Filed under book | Tags: · decolonization, entanglement, literary criticism, postcolonialism
“In Unthinking Mastery Julietta Singh challenges a core, fraught dimension of geopolitical, cultural, and scholarly endeavor: the drive toward mastery over the self and others. Drawing on postcolonial theory, queer theory, new materialism, and animal studies, Singh traces how pervasive the concept of mastery has been to modern politics and anticolonial movements. She juxtaposes destructive uses of mastery, such as the colonial domination of bodies, against more laudable forms, such as intellectual and linguistic mastery, to underscore how the concept—regardless of its use—is rooted in histories of violence and the wielding of power.
For anticolonial thinkers like Fanon and Gandhi, forms of bodily mastery were considered to be the key to a decolonial future.
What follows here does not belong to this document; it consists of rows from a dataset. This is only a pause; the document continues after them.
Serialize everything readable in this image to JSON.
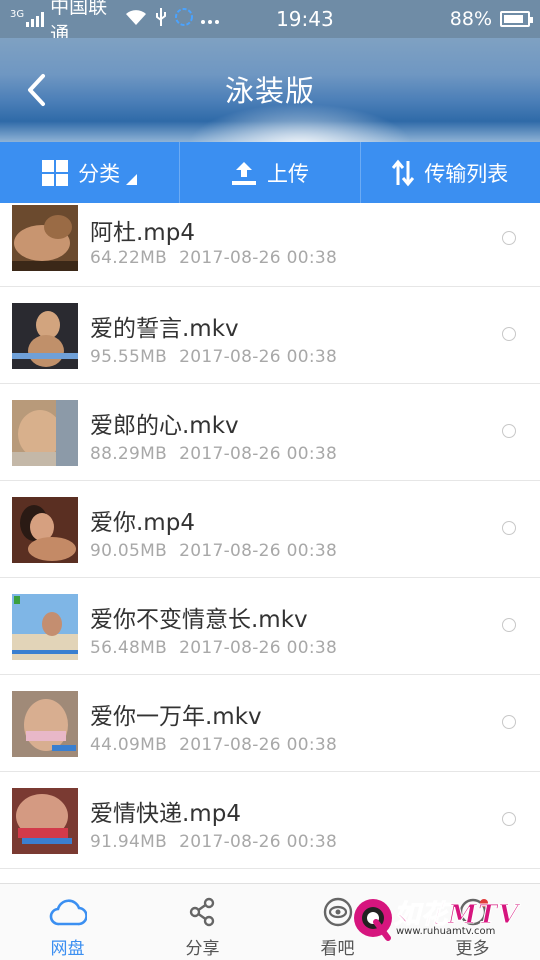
{
  "status_bar": {
    "network_badge": "3G",
    "carrier": "中国联通",
    "time": "19:43",
    "battery": "88%",
    "battery_level": 0.88
  },
  "header": {
    "title": "泳装版",
    "back_icon": "chevron-left-icon"
  },
  "toolbar": {
    "category_label": "分类",
    "upload_label": "上传",
    "transfer_label": "传输列表"
  },
  "files": [
    {
      "name": "阿杜.mp4",
      "size": "64.22MB",
      "date": "2017-08-26 00:38"
    },
    {
      "name": "爱的誓言.mkv",
      "size": "95.55MB",
      "date": "2017-08-26 00:38"
    },
    {
      "name": "爱郎的心.mkv",
      "size": "88.29MB",
      "date": "2017-08-26 00:38"
    },
    {
      "name": "爱你.mp4",
      "size": "90.05MB",
      "date": "2017-08-26 00:38"
    },
    {
      "name": "爱你不变情意长.mkv",
      "size": "56.48MB",
      "date": "2017-08-26 00:38"
    },
    {
      "name": "爱你一万年.mkv",
      "size": "44.09MB",
      "date": "2017-08-26 00:38"
    },
    {
      "name": "爱情快递.mp4",
      "size": "91.94MB",
      "date": "2017-08-26 00:38"
    }
  ],
  "tabs": [
    {
      "label": "网盘",
      "icon": "cloud-icon",
      "active": true
    },
    {
      "label": "分享",
      "icon": "share-icon",
      "active": false
    },
    {
      "label": "看吧",
      "icon": "eye-icon",
      "active": false
    },
    {
      "label": "更多",
      "icon": "more-icon",
      "active": false
    }
  ],
  "watermark": {
    "brand": "如花MTV",
    "url": "www.ruhuamtv.com"
  },
  "colors": {
    "accent": "#3b8ff1",
    "toolbar_bg": "#3b8ff1",
    "text_primary": "#333333",
    "text_secondary": "#a8a8a8"
  }
}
Yet as Singh demonstrates, their advocacy for mastery unintentionally reinforced colonial logics. In readings of postcolonial literature by J. M. Coetzee, Mahasweta Devi, Indra Sinha, and Jamaica Kincaid, Singh suggests that only by moving beyond the compulsive desire to become masterful human subjects can we disentangle ourselves from the legacies of violence and fantasies of invulnerability that lead us to hurt other humans, animals, and the environment.”
Publisher Duke University Press, Durham, 2018
ISBN 9780822369226, 0822369222
Reviews: Melinda Backer (ASAP Journal, 2018), Justyna Poray-Wybranowska (Contemporary Women’s Writing, 2018), Michael Mulvey (Studies in 20th & 21st Century Literature, 2018).
Interview with author (Roberto Sirvent, Black Agenda Report, 2018)